Astifan told Daily Hive he believes there are a few issues at play in this situation.
For starters, “there is currently no repercussion for illegal eviction notices from landlords or property managers,” he said. “I have invested dozens of hours into this case not mention the stress and anxiety happening and ‘Child Noise Disturbance’ isn’t even being recognized as an illegal eviction by the Residential Tenancy Act.”
Secondly, “the Arbitrator was extremely one-sided, admitted she didn’t read the evidence, and wrote in her decision that she sided with the Landlord because I got the police involved,” he said. “She used the statements of the landlord and tenant as absolute truths and they provided no evidence to any of their claims. ”
Astifan said all the evidence he submitted was completely ignored and not even mentioned in the RTB notice.”
The timeline to move out is yet another surprise.
Astifan explained that he always believed that if it got to this point, he would have a full 30 days to move out and find a new place.
Instead, he has only been given until the end of the month because he’s already paid rent for January and has been left with two choices: “We can move or take the case to the Supreme Court.”
And while his initial thought was to “just move” and avoid further stress and energy, “everyone’s saying to take it to court and that it’s going to set precedence for other families. If other landlords find out they can evict tenants because of children making noise, it’s going to be hell for those families.”
At the end of the day, “I really want for people to understand the issue is how the arbitrator handled the case,” he explained.
Residential Tenancy Branch responds
In response to Astifan’s case, the RTB told Daily Hive it is “difficult when there are disputes between tenants and landlords or between different tenants in a building. The landlords are expected to try to resolve the dispute before issuing an eviction notice.”
Unfortunately, though, “sometimes landlords and tenants cannot resolve an issue and arbitrators have to get involved and make decisions based on the law and evidence presented.”
Housing Affairs spokesperson Melanie Kilpatrick explained that while the RTB cannot share information on specific files to respect confidentiality, details of all decisions – without identifying information- are posted online.
Kilpatrick said that under the tenancy agreement, “tenants have a right to peace, privacy and quiet enjoyment in their homes.”
This, she said, “may include the tenant’s right to have guests, play music at a reasonable level and to allow their children to play during acceptable hours.”

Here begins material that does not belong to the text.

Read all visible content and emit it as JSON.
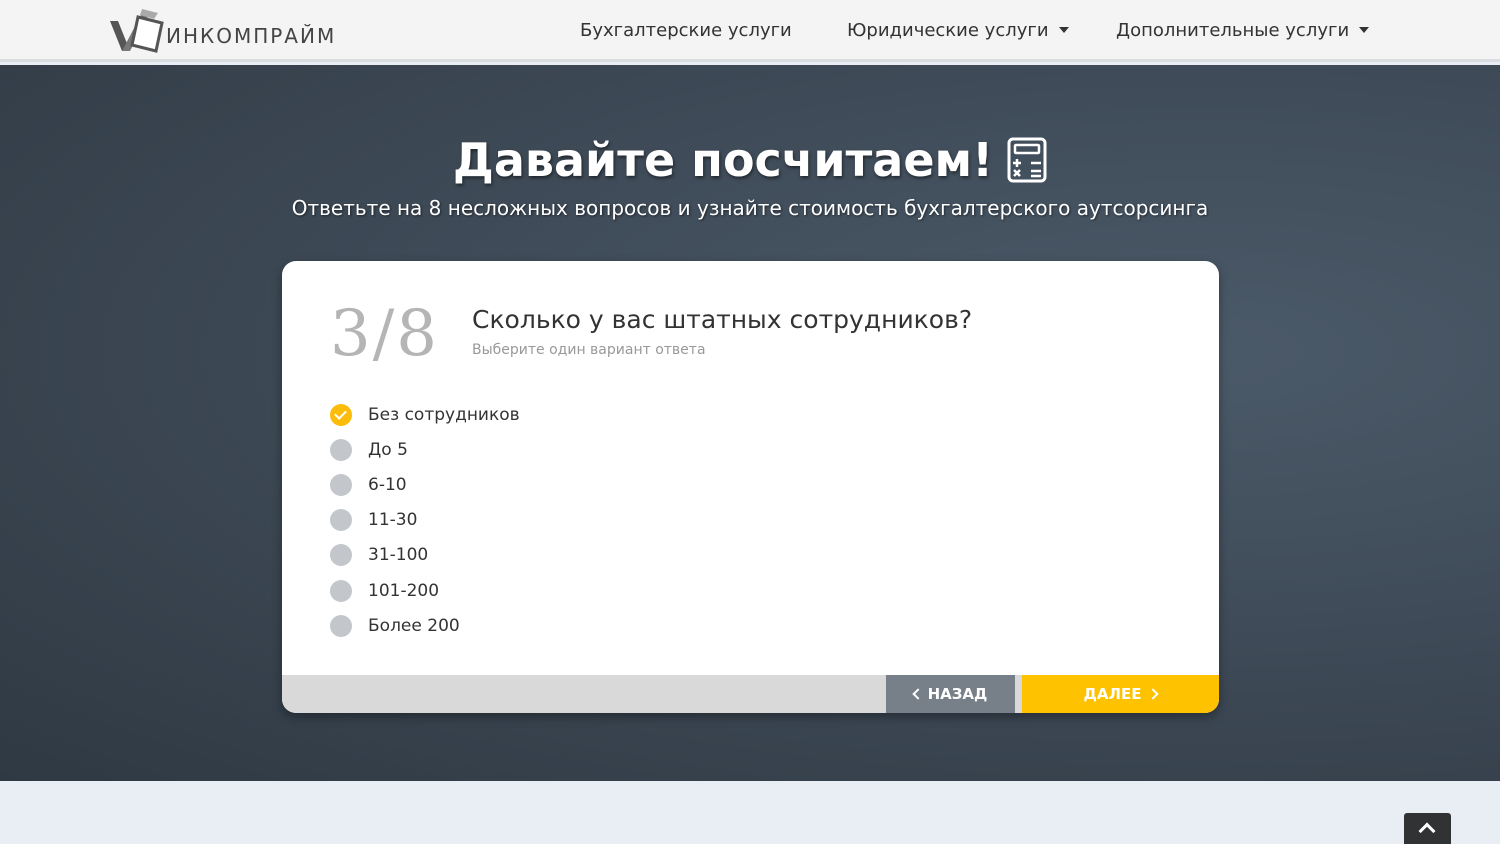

If there are disturbances “like unreasonable noise, excessive second-hand smoke or harassment from a neighbouring tenant of the same landlord, the tenants are encouraged to ask their landlord’s help to address the issues.”